Young Nepali riders continue to dominate local races, but need greater exposure and financial support to excel at the international level
ANIL GURUNG/ Dawn Till Dusk
ATTACK: Ajay Pandit Chhetri, Roan Tamang, Rohin Adams, and Narayan Gopal Maharjan during December's Trans-Nepal MTB Race which Maharjan won and Chhetri finished 3rd (left to right).
A decade ago, there were a handful of Nepali mountain bikers. It wasn't surprising considering mountain biking is one of the more expensive individual sports in the world. Today not only is the sport incredibly popular as a recreational activity among young Nepalis, but local riders are dominating races at home and a few even abroad, despite the obvious lack of support and resources.
Ajay Pandit Chhetri, current Nepal National Champion and three-time Yak Attack winner and 2013's runner up, won three of the seven races in the UK this year, most recently the Midlands Cross-Country Championships 100-kilometre marathon. In 2011 he placed second in the Trans Wales Mountain Bike Stage Race, the largest in the UK.
Narayan Gopal Maharjan, this year’s Yak Attack winner, last year’s runner up and currently the 2nd nationally ranked rider, has what his coach, Ton Evers, calls “sustained power he has never seen on longer climbs”. On a pre-Yak Attack ride with competitors, his heart rate was 15-20 per cent lower on the climbs than professional riders, meaning he required significantly less effort. This power was on full display as he dominated the field on the way to victory.
PHIL EVANS/ Extreme World Challenges
Ajay Pandit Chhetri at the Trans-Wales competition in the UK in 2011.
Along with Chhetri and Maharjan there are several younger riders with tremendous potential including Aayman Tamang (3rd place Yak Attack, 4th ranked nationally) and Roan Tamang (5th Yak Attack, 3rd ranked nationally) both of whom are under 20. However, the challenges for Nepali cyclists have remained more or less the same. While international racers have the support of their national cycling federation and race professionally for teams sponsored by companies who gain marketing advantages supporting them, in Nepal even top riders don't have this privilege.

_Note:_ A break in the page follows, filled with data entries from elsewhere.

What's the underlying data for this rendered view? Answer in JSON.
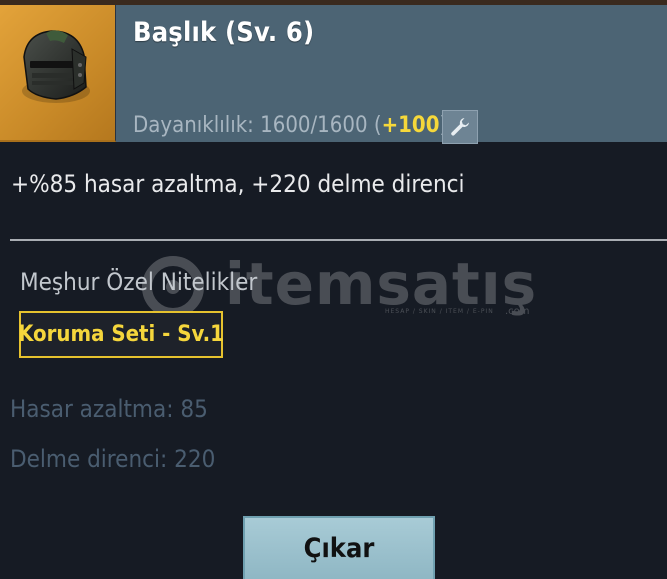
{
  "item": {
    "title": "Başlık (Sv. 6)",
    "durability_label": "Dayanıklılık:",
    "durability_value": "1600/1600",
    "durability_bonus_open": "(",
    "durability_bonus": "+100",
    "durability_bonus_close": ")",
    "effect": "+%85 hasar azaltma, +220 delme direnci"
  },
  "special_attributes": {
    "title": "Meşhur Özel Nitelikler",
    "set_name": "Koruma Seti - Sv.1"
  },
  "stats": [
    "Hasar azaltma: 85",
    "Delme direnci: 220"
  ],
  "actions": {
    "remove_label": "Çıkar"
  },
  "watermark": {
    "brand": "itemsatış",
    "tagline": "HESAP / SKIN / ITEM / E-PIN",
    "suffix": ".com"
  },
  "icons": {
    "item_icon": "helmet-icon",
    "repair_icon": "wrench-icon"
  },
  "colors": {
    "header_bg": "#4c6474",
    "thumb_bg": "#d9972f",
    "bonus_yellow": "#f6d83a",
    "set_gold": "#e6c22e",
    "stat_muted": "#4a5d70",
    "button_bg": "#9cc2ce"
  }
}
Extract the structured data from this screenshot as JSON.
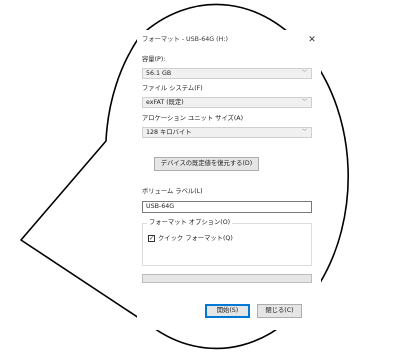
{
  "window": {
    "title": "フォーマット - USB-64G (H:)",
    "close_glyph": "✕"
  },
  "capacity": {
    "label": "容量(P):",
    "value": "56.1 GB"
  },
  "filesystem": {
    "label": "ファイル システム(F)",
    "value": "exFAT (既定)"
  },
  "allocation": {
    "label": "アロケーション ユニット サイズ(A)",
    "value": "128 キロバイト"
  },
  "restore_defaults_label": "デバイスの既定値を復元する(D)",
  "volume": {
    "label": "ボリューム ラベル(L)",
    "value": "USB-64G"
  },
  "format_options": {
    "title": "フォーマット オプション(O)",
    "quick_format_label": "クイック フォーマット(Q)",
    "quick_format_checked": true
  },
  "progress": {
    "value": 0
  },
  "buttons": {
    "start_label": "開始(S)",
    "close_label": "閉じる(C)"
  },
  "colors": {
    "accent": "#0078d7",
    "outline": "#000000"
  }
}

They come from simple backgrounds and lack exposure to the sport during their childhoods. Most start on simple Indian or Chinese bikes with basic gears and brakes and no suspension, working, saving and going into debt to upgrade their bikes. Riders like Ajay and Narayan now have professional bikes because of their hard work and generous donors, but infrastructure and financial support are largely missing. There are few training facilities and qualified instructors and riders mostly pay out of their own pockets for equipment, training, nutrition, and race fees.
Training, however, is not the only issue. To excel at the international level, Nepali riders need a better race culture and greater exposure to a variety of terrains and competitions so that they can build experience. “Training can only take us so far, it’s the actual racing experience that helps us make it to the next level. And for this we need a well-organised, regular local race circuit as well as opportunities to take part in international events,” explains Chhetri.
Recognition of local riders is also limited. Chhetri admits he is more recognised in Europe because of his Yak Attack and European success than he is in Nepal despite being a three-time national champion and Yak Attack winner. Maharjan, Aayman, and Roan lost out on valuable experience on the international race circuit when they were denied visas to the US this year for a two-month race program developed by Yak Attack participant Robert Burnett and supported by US companies.
However, there have been some signs of progress. The Nepal Cycling Association recently received international support for developing riders for the 2016 Olympics in Rio from the Ravenswell Foundation, a Swiss organisation that promotes development through entrepreneurship and sport.
On individual level, Jenny Lama and Santosh Rai who run Himalayan Singletrack, a mountain bike retail store and tour operating company, recently started the first professional mountain bike team in Nepal called Singletrack Team. “We created this team because we wanted to build a public profile of riders to create local interest and get local businesses involved in sponsorship,” say Rai and Lama. “We hope others follow our lead.” As more young Nepalis take up mountain biking, there couldn’t be a better time for corporations to step up and sponsor teams.
To fill the gap in the racing circuit, the Himalayan MTB Cross-Country Cup Race Series was started a month ago by with its first race in June. Five more races are planned and the organisers want to turn it into an annual event.
With their unmatched talent and passion, Nepali riders are more than capable of competing with the world’s top riders. What they need now is increased local support, professional teams and races, along with more opportunities to race internationally. Here’s to Rio 2016 and beyond.
Yak Attack 2013